Regulatory compliance

Financial institutions are subject to a body of cybersecurity regulations. They must comply with them to protect customer information, prevent money laundering, combat the financing of terrorism, and so on. It is essential to comply with these regulatory imperatives by implementing appropriate measures.

Risk management

Cybersecurity risks are constantly evolving, with the regular emergence of new threats, vulnerabilities, and attack techniques. Resilience requires financial institutions to actively manage these risks by identifying vulnerabilities, monitoring suspicious activity, strengthening defenses, and developing incident response plans.

Preserving the reputation

Cybersecurity incidents can damage the reputation of financial institutions, with long-term consequences for their business. Resilience helps preserve reputation by minimizing data loss, ensuring a rapid and effective response to incidents, and implementing preventive measures to reduce risk.

Operational resilience testing to detect and prioritize vulnerabilities

Several measures need to be taken to comply with DORA and meet the challenges of digital operational resilience.

Read also: DORA: A complete guide to compliance for the financial sector

These include security testing. DORA stipulates that financial entities must submit “at least once a year, all ICT systems and applications that support critical or important functions to appropriate tests.” (Article 24.6). These tests are grouped in a global program that adopts a risk-based approach.

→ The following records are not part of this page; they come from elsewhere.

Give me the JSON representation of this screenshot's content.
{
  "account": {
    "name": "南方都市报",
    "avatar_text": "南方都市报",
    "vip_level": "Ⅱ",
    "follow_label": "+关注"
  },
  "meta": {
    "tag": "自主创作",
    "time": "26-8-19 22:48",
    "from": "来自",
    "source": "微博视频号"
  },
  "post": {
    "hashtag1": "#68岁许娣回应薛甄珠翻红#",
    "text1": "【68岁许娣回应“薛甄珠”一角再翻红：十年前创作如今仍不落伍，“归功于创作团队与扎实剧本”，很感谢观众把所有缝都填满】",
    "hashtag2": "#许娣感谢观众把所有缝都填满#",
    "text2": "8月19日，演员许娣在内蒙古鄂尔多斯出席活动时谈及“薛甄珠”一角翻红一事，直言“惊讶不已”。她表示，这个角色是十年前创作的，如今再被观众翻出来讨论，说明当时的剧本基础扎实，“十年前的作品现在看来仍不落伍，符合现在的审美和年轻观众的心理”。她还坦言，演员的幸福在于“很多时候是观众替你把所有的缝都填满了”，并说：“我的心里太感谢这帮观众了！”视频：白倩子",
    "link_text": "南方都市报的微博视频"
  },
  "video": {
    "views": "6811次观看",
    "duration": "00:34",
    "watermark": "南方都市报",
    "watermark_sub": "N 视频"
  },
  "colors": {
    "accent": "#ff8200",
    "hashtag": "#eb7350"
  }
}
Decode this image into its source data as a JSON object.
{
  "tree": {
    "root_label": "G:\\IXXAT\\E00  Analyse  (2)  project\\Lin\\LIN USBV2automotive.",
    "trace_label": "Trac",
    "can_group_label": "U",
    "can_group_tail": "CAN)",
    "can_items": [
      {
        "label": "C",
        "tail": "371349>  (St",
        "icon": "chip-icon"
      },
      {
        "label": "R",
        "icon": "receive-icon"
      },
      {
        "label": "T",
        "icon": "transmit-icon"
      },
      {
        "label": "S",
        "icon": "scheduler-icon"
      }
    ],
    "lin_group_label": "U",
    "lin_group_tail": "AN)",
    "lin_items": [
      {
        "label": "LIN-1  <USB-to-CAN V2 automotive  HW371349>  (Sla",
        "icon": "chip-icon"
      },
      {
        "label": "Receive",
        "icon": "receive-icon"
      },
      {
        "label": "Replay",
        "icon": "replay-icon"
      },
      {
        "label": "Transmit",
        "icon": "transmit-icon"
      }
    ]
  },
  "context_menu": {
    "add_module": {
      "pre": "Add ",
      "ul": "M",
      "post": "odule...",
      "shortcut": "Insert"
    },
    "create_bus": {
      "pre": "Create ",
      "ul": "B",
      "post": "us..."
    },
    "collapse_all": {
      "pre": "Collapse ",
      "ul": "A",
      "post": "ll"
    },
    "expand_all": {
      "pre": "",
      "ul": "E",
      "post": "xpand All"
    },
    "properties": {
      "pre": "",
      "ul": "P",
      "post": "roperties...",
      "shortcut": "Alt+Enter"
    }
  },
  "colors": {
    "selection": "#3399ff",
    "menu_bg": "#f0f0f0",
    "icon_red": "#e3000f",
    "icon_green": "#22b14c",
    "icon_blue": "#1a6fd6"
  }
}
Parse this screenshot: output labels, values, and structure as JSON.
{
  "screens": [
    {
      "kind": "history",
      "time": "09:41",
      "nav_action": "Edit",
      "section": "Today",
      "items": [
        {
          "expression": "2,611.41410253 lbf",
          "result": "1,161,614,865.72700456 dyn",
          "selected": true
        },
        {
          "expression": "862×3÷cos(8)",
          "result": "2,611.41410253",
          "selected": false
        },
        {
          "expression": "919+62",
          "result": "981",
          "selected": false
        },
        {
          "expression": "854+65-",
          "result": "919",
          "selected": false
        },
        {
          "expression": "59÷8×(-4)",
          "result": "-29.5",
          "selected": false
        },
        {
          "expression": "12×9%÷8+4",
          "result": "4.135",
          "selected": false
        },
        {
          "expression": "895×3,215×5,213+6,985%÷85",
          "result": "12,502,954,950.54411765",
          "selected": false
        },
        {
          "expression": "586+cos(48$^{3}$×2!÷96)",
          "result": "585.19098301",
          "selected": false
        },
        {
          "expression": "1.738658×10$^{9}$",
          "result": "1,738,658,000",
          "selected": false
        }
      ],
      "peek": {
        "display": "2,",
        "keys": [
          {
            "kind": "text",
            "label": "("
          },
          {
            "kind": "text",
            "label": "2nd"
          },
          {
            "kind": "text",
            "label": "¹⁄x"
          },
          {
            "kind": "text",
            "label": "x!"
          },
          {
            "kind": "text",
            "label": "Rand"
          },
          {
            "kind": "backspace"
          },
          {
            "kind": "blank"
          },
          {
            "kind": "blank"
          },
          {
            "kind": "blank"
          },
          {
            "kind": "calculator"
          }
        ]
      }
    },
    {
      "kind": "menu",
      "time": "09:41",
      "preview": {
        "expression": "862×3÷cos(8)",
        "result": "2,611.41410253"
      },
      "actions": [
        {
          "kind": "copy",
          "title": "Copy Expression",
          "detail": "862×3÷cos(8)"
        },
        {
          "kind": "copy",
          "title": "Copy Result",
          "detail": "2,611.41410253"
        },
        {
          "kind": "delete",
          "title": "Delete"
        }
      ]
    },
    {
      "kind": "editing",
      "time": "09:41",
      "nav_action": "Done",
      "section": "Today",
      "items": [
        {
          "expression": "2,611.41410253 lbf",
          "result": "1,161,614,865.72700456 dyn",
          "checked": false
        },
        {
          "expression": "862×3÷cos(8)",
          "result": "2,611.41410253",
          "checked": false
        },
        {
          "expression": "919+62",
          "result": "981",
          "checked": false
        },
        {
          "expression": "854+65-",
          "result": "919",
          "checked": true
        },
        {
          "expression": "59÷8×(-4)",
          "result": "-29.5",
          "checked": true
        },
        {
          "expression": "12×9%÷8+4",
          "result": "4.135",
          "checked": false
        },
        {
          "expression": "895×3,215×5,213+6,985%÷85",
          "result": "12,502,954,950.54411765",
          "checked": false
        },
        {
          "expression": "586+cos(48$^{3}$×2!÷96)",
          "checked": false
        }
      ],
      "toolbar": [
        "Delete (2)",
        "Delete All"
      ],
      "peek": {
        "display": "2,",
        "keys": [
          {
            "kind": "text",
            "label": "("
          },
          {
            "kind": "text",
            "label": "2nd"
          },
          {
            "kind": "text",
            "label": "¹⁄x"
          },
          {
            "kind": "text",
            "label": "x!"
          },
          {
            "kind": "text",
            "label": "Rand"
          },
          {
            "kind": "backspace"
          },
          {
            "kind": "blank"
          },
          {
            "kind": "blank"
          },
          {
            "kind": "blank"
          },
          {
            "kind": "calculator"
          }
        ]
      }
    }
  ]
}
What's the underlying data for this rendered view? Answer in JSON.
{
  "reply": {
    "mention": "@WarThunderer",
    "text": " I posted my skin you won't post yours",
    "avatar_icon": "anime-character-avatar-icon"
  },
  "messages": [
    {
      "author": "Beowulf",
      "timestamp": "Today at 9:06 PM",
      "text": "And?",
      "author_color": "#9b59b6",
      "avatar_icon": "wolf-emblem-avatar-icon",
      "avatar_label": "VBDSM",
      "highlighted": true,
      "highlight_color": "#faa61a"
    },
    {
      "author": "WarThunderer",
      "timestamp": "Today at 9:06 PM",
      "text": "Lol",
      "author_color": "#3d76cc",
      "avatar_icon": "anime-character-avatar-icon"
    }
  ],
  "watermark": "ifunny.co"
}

It encompasses a series of assessments, tests, methodologies and tools.

As a specialist in Offensive Security, Yogosha offers various approaches to vulnerability detection, such as Penetration Testing as a Service (PtaaS) and Bug Bounty.

  • Pentest as a Service: a security audit launched in less than a week for a fixed price. Uncover most of the vulnerabilities in a product and assess its security level at a given time, or plan several pen tests throughout your development cycle as part of a DevSecOps approach.
  • Bug bounty: an in-depth vulnerability hunt with the security researchers of the Yogosha Strike Force. Identify the most critical vulnerabilities with a pay-for-results logic. No vulnerabilities = no expenses: you’re only rewarded for exploitable results.

Naturally, all our operations with financial sector players are carried out in strict compliance with the new DORA requirements.

Want to know more? Please feel free to contact us!